Prophets in Judaism

According to the Talmud, there were 48 prophets and 7 prophetesses of Judaism.[1][2] The last Jewish prophet is believed to have been Malachi. In Jewish tradition it is believed that the period of prophecy, called Nevuah, ended with Haggai, Zechariah, and Malachi at which time the "Shechinah departed from Israel".[3][4]

ProphetsEdit

According to the Talmud, there were 48 prophets and seven prophetesses.[5][1]

The 48 prophetsEdit

  1. Abraham
  2. Isaac
  3. Jacob
  4. Moses
  5. Aaron
  6. Joshua
  7. Phinehas
  8. Eli
  9. Elkanah
  10. Samuel
  11. Gad
  12. Natan
  13. David
  14. Ahijah the Shilonite
  15. Solomon
  16. Shemaiah
  17. Iddo
  18. Obadiah
  19. Jehu
  20. Oded
  21. Azariah
  22. Hanani
  23. Jahaziel
  24. Eliezer
  25. Elijah
  26. Elisha
  27. Michaiah
  28. Jonah
  29. Amos
  30. Hosea
  31. Amoz
  32. Isaiah
  33. Micah
  34. Joel
  35. Zephaniah
  36. Nahum
  37. Habakkuk
  38. Urijah
  39. Jeremiah
  40. Ezekiel
  41. Mehseiah
  42. Neriah
  43. Baruch ben Neriah
  44. Seraiah
  45. Haggai
  46. Zechariah
  47. Mordecai
  48. Malachi
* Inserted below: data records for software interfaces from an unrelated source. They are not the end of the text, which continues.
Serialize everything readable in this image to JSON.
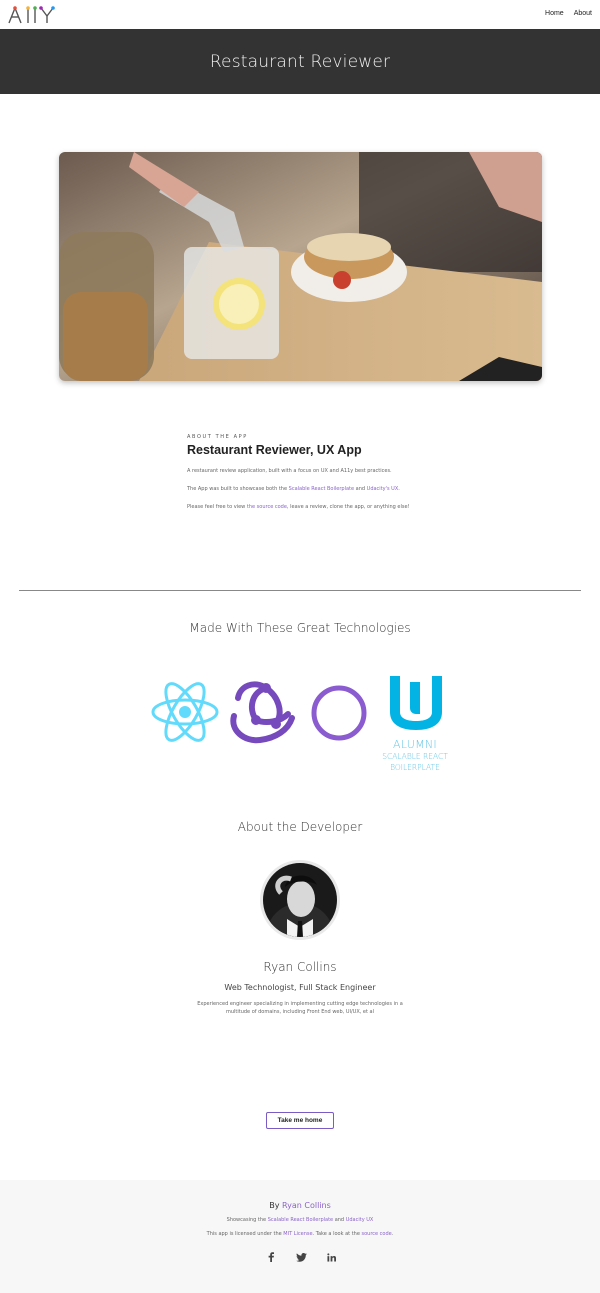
{
  "nav": {
    "logo_text": "A11Y",
    "links": [
      "Home",
      "About"
    ]
  },
  "banner": {
    "title": "Restaurant Reviewer"
  },
  "about": {
    "eyebrow": "ABOUT THE APP",
    "heading": "Restaurant Reviewer, UX App",
    "p1": "A restaurant review application, built with a focus on UX and A11y best practices.",
    "p2_prefix": "The App was built to showcase both the ",
    "p2_link1": "Scalable React Boilerplate",
    "p2_mid": " and ",
    "p2_link2": "Udacity's UX",
    "p2_suffix": ".",
    "p3_prefix": "Please feel free to view ",
    "p3_link": "the source code",
    "p3_suffix": ", leave a review, clone the app, or anything else!"
  },
  "techs": {
    "title": "Made With These Great Technologies",
    "icons": [
      "react-icon",
      "redux-icon",
      "circle-icon",
      "udacity-icon"
    ],
    "udacity_alumni": "ALUMNI",
    "udacity_sub1": "SCALABLE REACT",
    "udacity_sub2": "BOILERPLATE",
    "colors": {
      "react": "#61dafb",
      "redux": "#764abc",
      "circle": "#8a5cd0",
      "udacity": "#02b3e4"
    }
  },
  "developer": {
    "title": "About the Developer",
    "name": "Ryan Collins",
    "role": "Web Technologist, Full Stack Engineer",
    "bio": "Experienced engineer specializing in implementing cutting edge technologies in a multitude of domains, including Front End web, UI/UX, et al"
  },
  "home_button": "Take me home",
  "footer": {
    "by_prefix": "By ",
    "by_link": "Ryan Collins",
    "l2_prefix": "Showcasing the ",
    "l2_link1": "Scalable React Boilerplate",
    "l2_mid": " and ",
    "l2_link2": "Udacity UX",
    "l3_prefix": "This app is licensed under the ",
    "l3_link1": "MIT License",
    "l3_mid": ". Take a look at the ",
    "l3_link2": "source code",
    "l3_suffix": ".",
    "socials": [
      "facebook-icon",
      "twitter-icon",
      "linkedin-icon"
    ]
  }
}
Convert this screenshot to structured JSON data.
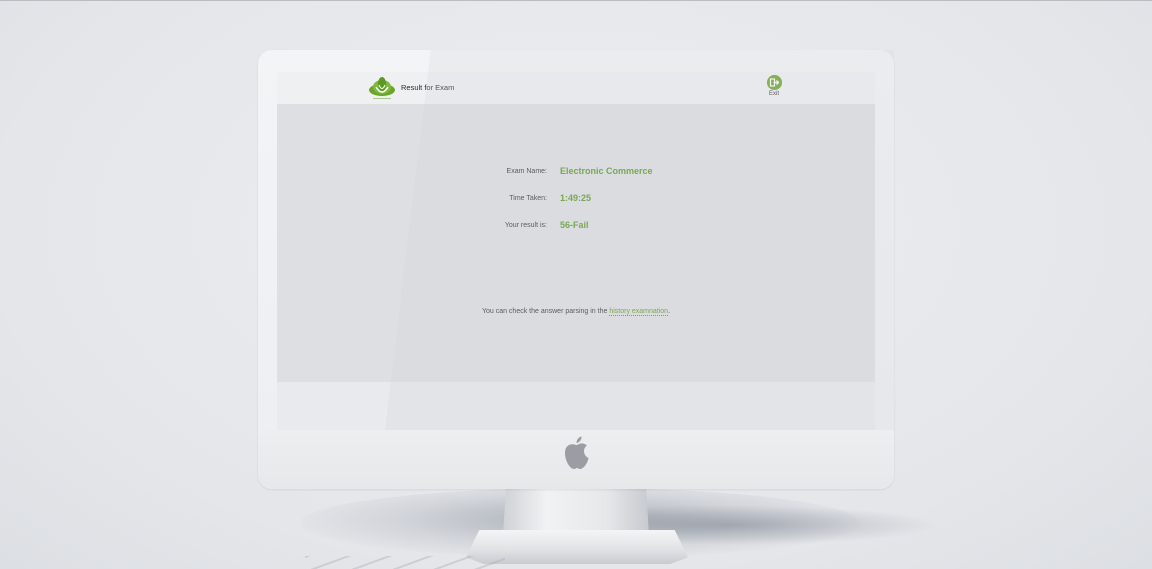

The seven prophetessesEdit

  1. Sarah
  2. Miriam
  3. Deborah
  4. Hannah
  5. Abigail
  6. Huldah
  7. Esther

Rabbinic traditionEdit

Although the Talmud states that only “48 prophets and 7 prophetesses prophesied to Israel”,[6] it does not mean that there were only 55 prophets. The Talmud challenges this with other examples, and concludes by citing a Baraita tradition that the number of prophets in the era of prophecy was double the number of Israelites who left Egypt (600,000 males). The 55 prophets are recorded, because they made prophecies that have eternal relevance for future generations and not just for their own generation, or own ecstatic encounter with God.[7][8] Hebrew scripture makes references to groups of such ecstatic prophets, for example concerning King Saul:

10 And when they came thither to the hill, behold, a band of prophets met him; and the spirit of God came mightily upon him, and he prophesied among them. 11 And it came to pass, when all that knew him beforetime saw that, behold, he prophesied with the prophets, then the people said one to another: ‘What is this that is come unto the son of Kish? Is Saul also among the prophets?’ 12 And one of the same place answered and said: ‘And who is their father?’ Therefore it became a proverb: ‘Is Saul also among the prophets?’ 13 And when he had made an end of prophesying, he came to the high place.[9]

The Talmud lists seven prophets to the nations of the world: Balaam and his father Beor, plus Job and his associates Eliphaz, Bildad, Zophar and Elihu.[10]

See alsoEdit

ReferencesEdit

  1. ^ a b Scherman, Nosson. The Stone Edition Tanach. Mesorah Publications, Limited. p. 2038.
  2. ^ Megillah 14a and glosses ad loc.
  3. ^ A Dictionary of the Jewish-Christian Dialogue, Paulist Press (1995), p167.
  4. ^ Light of Prophecy Union of Orthodox Jewish Congregations of America/National Conference of Synagogue Youth (1990), p6.
  5. ^ Megillah 14a and glosses ad loc.
  6. ^ Talmud, Tractate Megillah 14a
  7. ^ Why Isn't the Book of Daniel Part of the Prophets? from Chabad.org, footnote 2
  8. ^ Talmud Megilla 14a
  9. ^ 1 Samuel 10-13
  10. ^ Bava Batra 15b